### TASK GOAL
Among the entries below, tally each line where the word "title" appears and state only the total.

(RECORD EXTRACTS)

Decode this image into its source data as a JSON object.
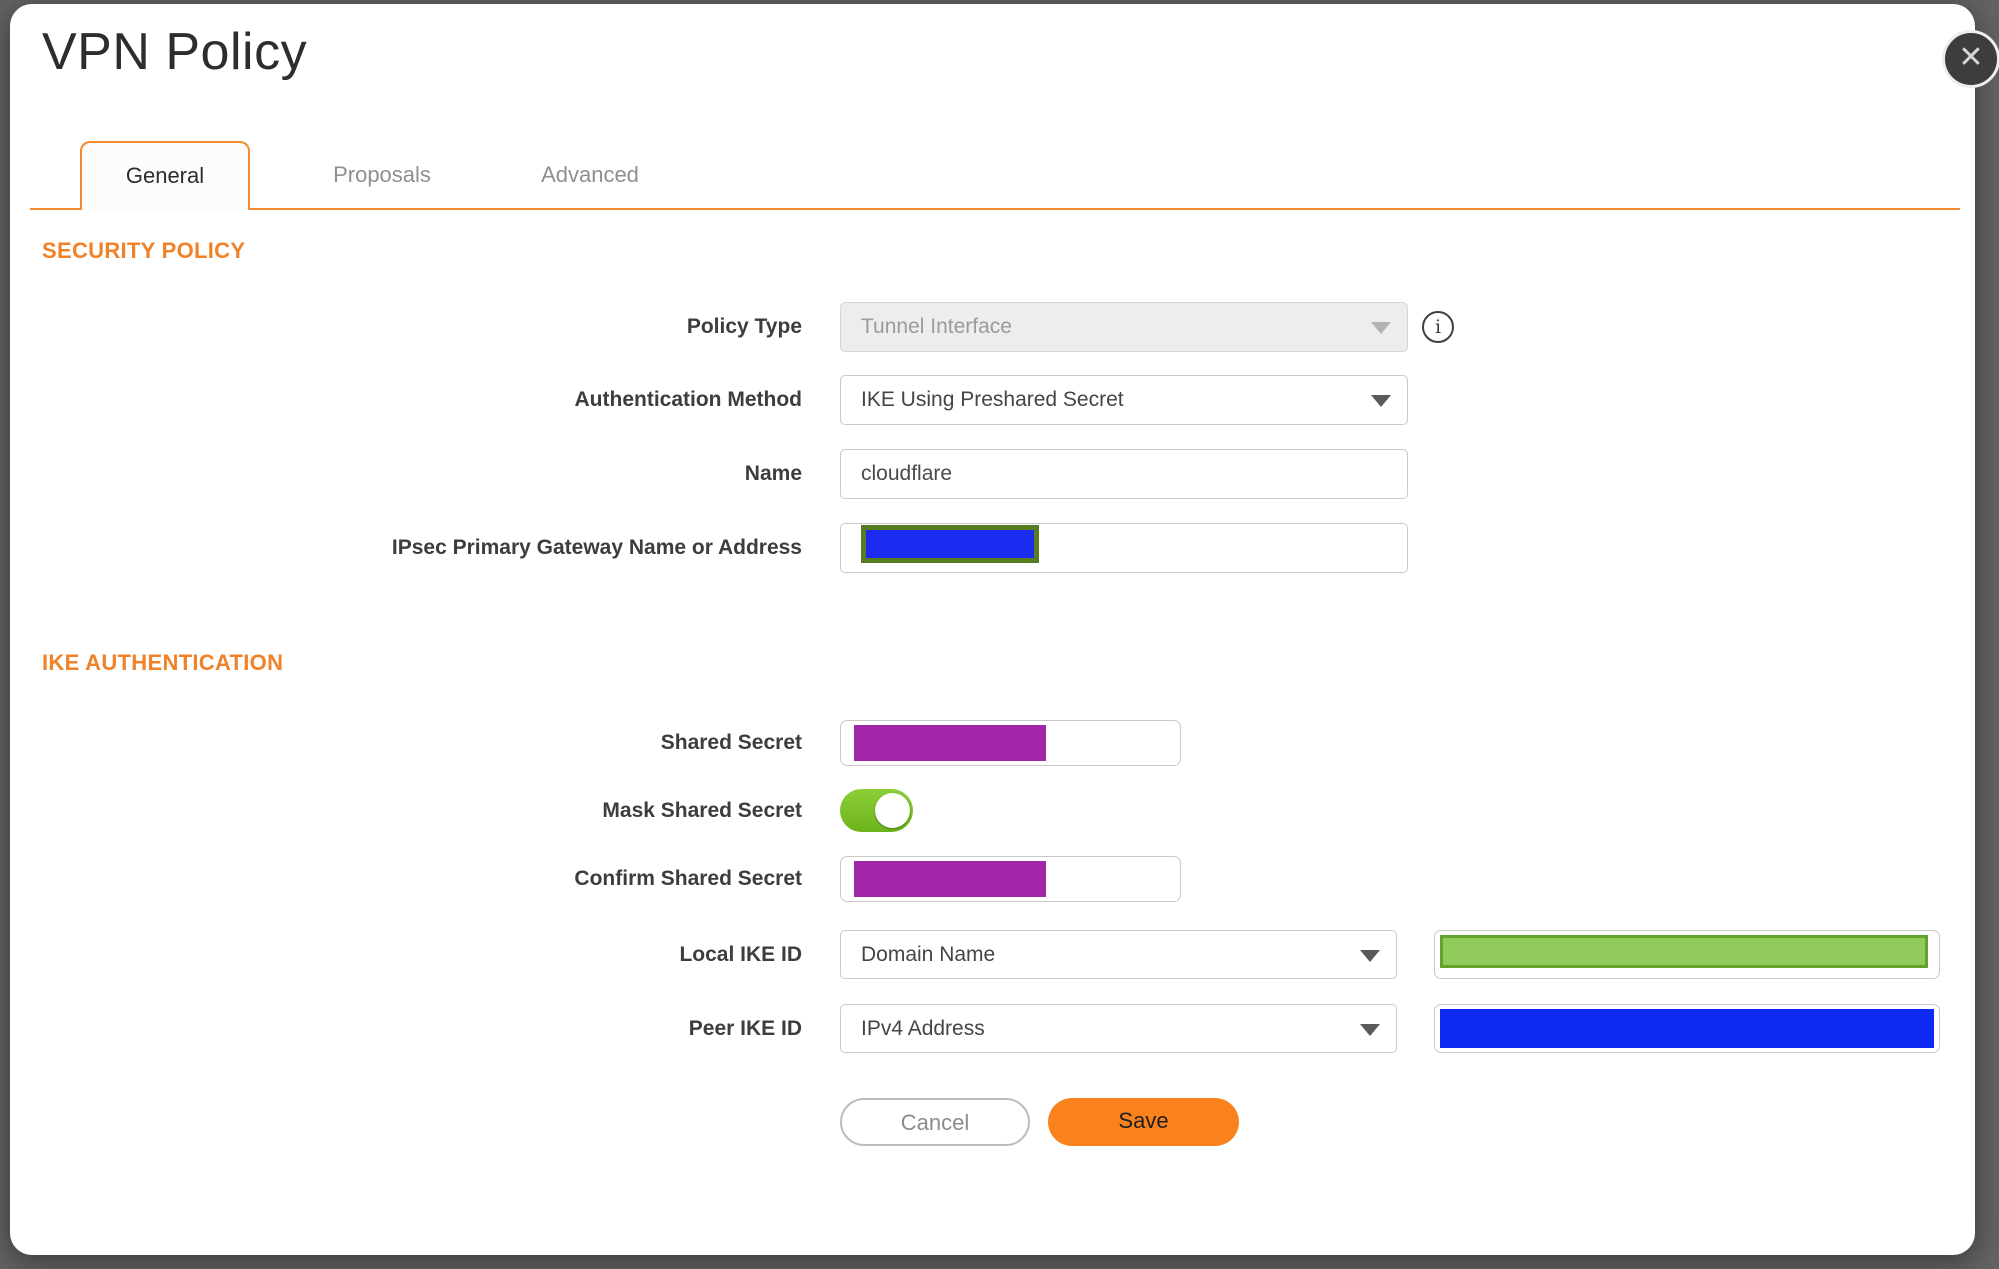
{
  "dialog": {
    "title": "VPN Policy"
  },
  "icons": {
    "close_glyph": "✕",
    "info_glyph": "i"
  },
  "tabs": [
    {
      "label": "General",
      "active": true
    },
    {
      "label": "Proposals",
      "active": false
    },
    {
      "label": "Advanced",
      "active": false
    }
  ],
  "sections": {
    "security_policy": "SECURITY POLICY",
    "ike_authentication": "IKE AUTHENTICATION"
  },
  "fields": {
    "policy_type": {
      "label": "Policy Type",
      "value": "Tunnel Interface",
      "disabled": true
    },
    "authentication_method": {
      "label": "Authentication Method",
      "value": "IKE Using Preshared Secret"
    },
    "name": {
      "label": "Name",
      "value": "cloudflare"
    },
    "ipsec_primary_gateway": {
      "label": "IPsec Primary Gateway Name or Address",
      "value": "",
      "redacted": true,
      "redaction_color": "#1b2cf0",
      "redaction_border": "#577d20"
    },
    "shared_secret": {
      "label": "Shared Secret",
      "value": "",
      "redacted": true,
      "redaction_color": "#a226a8"
    },
    "mask_shared_secret": {
      "label": "Mask Shared Secret",
      "state": "on"
    },
    "confirm_shared_secret": {
      "label": "Confirm Shared Secret",
      "value": "",
      "redacted": true,
      "redaction_color": "#a226a8"
    },
    "local_ike_id": {
      "label": "Local IKE ID",
      "selected": "Domain Name",
      "value": "",
      "redacted": true,
      "redaction_color": "#8fca5a",
      "redaction_border": "#64a32a"
    },
    "peer_ike_id": {
      "label": "Peer IKE ID",
      "selected": "IPv4 Address",
      "value": "",
      "redacted": true,
      "redaction_color": "#0e2bf4"
    }
  },
  "buttons": {
    "cancel": "Cancel",
    "save": "Save"
  },
  "colors": {
    "accent_orange": "#f28b30",
    "section_header_orange": "#f08229",
    "save_button_orange": "#f9821d",
    "toggle_green": "#7cc22b",
    "backdrop_gray": "#636363"
  }
}
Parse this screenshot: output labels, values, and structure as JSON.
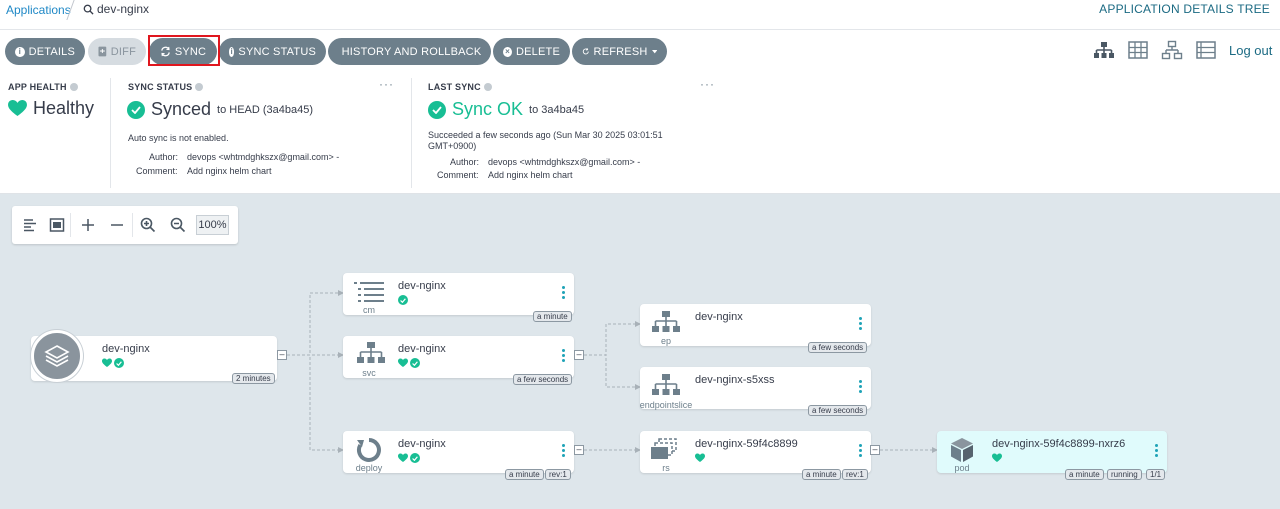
{
  "breadcrumb": {
    "applications": "Applications",
    "current": "dev-nginx"
  },
  "header": {
    "title": "APPLICATION DETAILS TREE",
    "logout": "Log out"
  },
  "toolbar": {
    "details": "DETAILS",
    "diff": "DIFF",
    "sync": "SYNC",
    "sync_status": "SYNC STATUS",
    "history": "HISTORY AND ROLLBACK",
    "delete": "DELETE",
    "refresh": "REFRESH"
  },
  "view_icons": [
    "tree-view-icon",
    "pods-view-icon",
    "network-view-icon",
    "list-view-icon"
  ],
  "app_health": {
    "label": "APP HEALTH",
    "value": "Healthy"
  },
  "sync_status": {
    "label": "SYNC STATUS",
    "value": "Synced",
    "to": "to HEAD (3a4ba45)",
    "auto_sync": "Auto sync is not enabled.",
    "author_label": "Author:",
    "author": "devops <whtmdghkszx@gmail.com> -",
    "comment_label": "Comment:",
    "comment": "Add nginx helm chart"
  },
  "last_sync": {
    "label": "LAST SYNC",
    "value": "Sync OK",
    "to": "to 3a4ba45",
    "succeeded_line1": "Succeeded a few seconds ago (Sun Mar 30 2025 03:01:51",
    "succeeded_line2": "GMT+0900)",
    "author_label": "Author:",
    "author": "devops <whtmdghkszx@gmail.com> -",
    "comment_label": "Comment:",
    "comment": "Add nginx helm chart"
  },
  "zoom": {
    "value": "100%"
  },
  "tree": {
    "app": {
      "name": "dev-nginx",
      "age": "2 minutes"
    },
    "cm": {
      "name": "dev-nginx",
      "kind": "cm",
      "age": "a minute"
    },
    "svc": {
      "name": "dev-nginx",
      "kind": "svc",
      "age": "a few seconds"
    },
    "deploy": {
      "name": "dev-nginx",
      "kind": "deploy",
      "age": "a minute",
      "rev": "rev:1"
    },
    "ep": {
      "name": "dev-nginx",
      "kind": "ep",
      "age": "a few seconds"
    },
    "endpointslice": {
      "name": "dev-nginx-s5xss",
      "kind": "endpointslice",
      "age": "a few seconds"
    },
    "rs": {
      "name": "dev-nginx-59f4c8899",
      "kind": "rs",
      "age": "a minute",
      "rev": "rev:1"
    },
    "pod": {
      "name": "dev-nginx-59f4c8899-nxrz6",
      "kind": "pod",
      "age": "a minute",
      "state": "running",
      "ready": "1/1"
    }
  },
  "colors": {
    "healthy": "#18be94",
    "accent": "#1b6a83",
    "button": "#6d7f8b",
    "highlight": "#e0161e",
    "canvas": "#dee6eb"
  }
}
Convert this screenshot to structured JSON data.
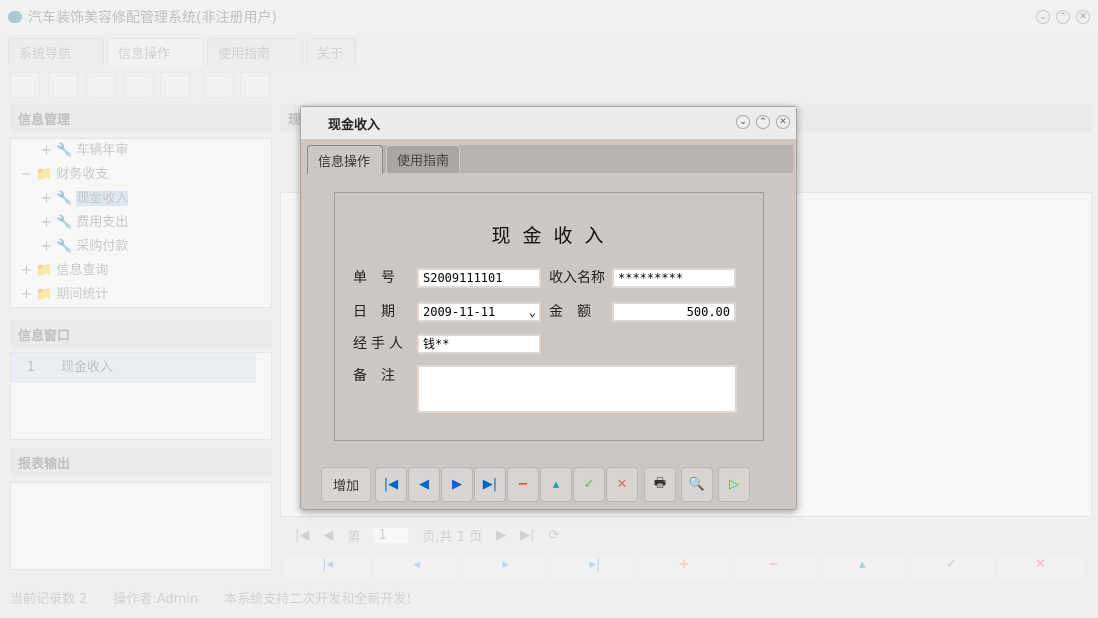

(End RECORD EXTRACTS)

### FINISHED EXERCISE
2